EXCERPTED DATA
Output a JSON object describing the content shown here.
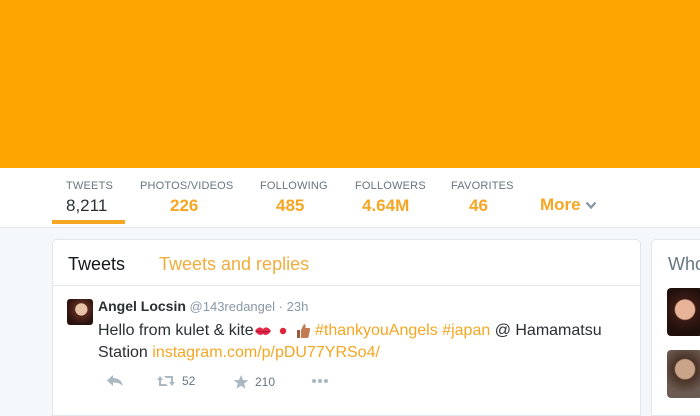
{
  "colors": {
    "accent": "#f5a623",
    "banner": "#ffa500",
    "tab_inactive": "#f0ad3c"
  },
  "nav": {
    "stats": [
      {
        "label": "TWEETS",
        "value": "8,211"
      },
      {
        "label": "PHOTOS/VIDEOS",
        "value": "226"
      },
      {
        "label": "FOLLOWING",
        "value": "485"
      },
      {
        "label": "FOLLOWERS",
        "value": "4.64M"
      },
      {
        "label": "FAVORITES",
        "value": "46"
      }
    ],
    "more_label": "More"
  },
  "timeline": {
    "tabs": [
      {
        "label": "Tweets"
      },
      {
        "label": "Tweets and replies"
      }
    ],
    "tweet": {
      "name": "Angel Locsin",
      "handle": "@143redangel",
      "separator": "·",
      "time": "23h",
      "text_intro": "Hello from kulet & kite",
      "hashtag1": "#thankyouAngels",
      "hashtag2": "#japan",
      "location": "@ Hamamatsu Station",
      "link": "instagram.com/p/pDU77YRSo4/",
      "retweets": "52",
      "favorites": "210"
    }
  },
  "sidebar": {
    "title": "Who"
  }
}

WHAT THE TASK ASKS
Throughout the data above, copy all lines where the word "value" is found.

SOLUTION BELOW
        "value": "8,211"
        "value": "226"
        "value": "485"
        "value": "4.64M"
        "value": "46"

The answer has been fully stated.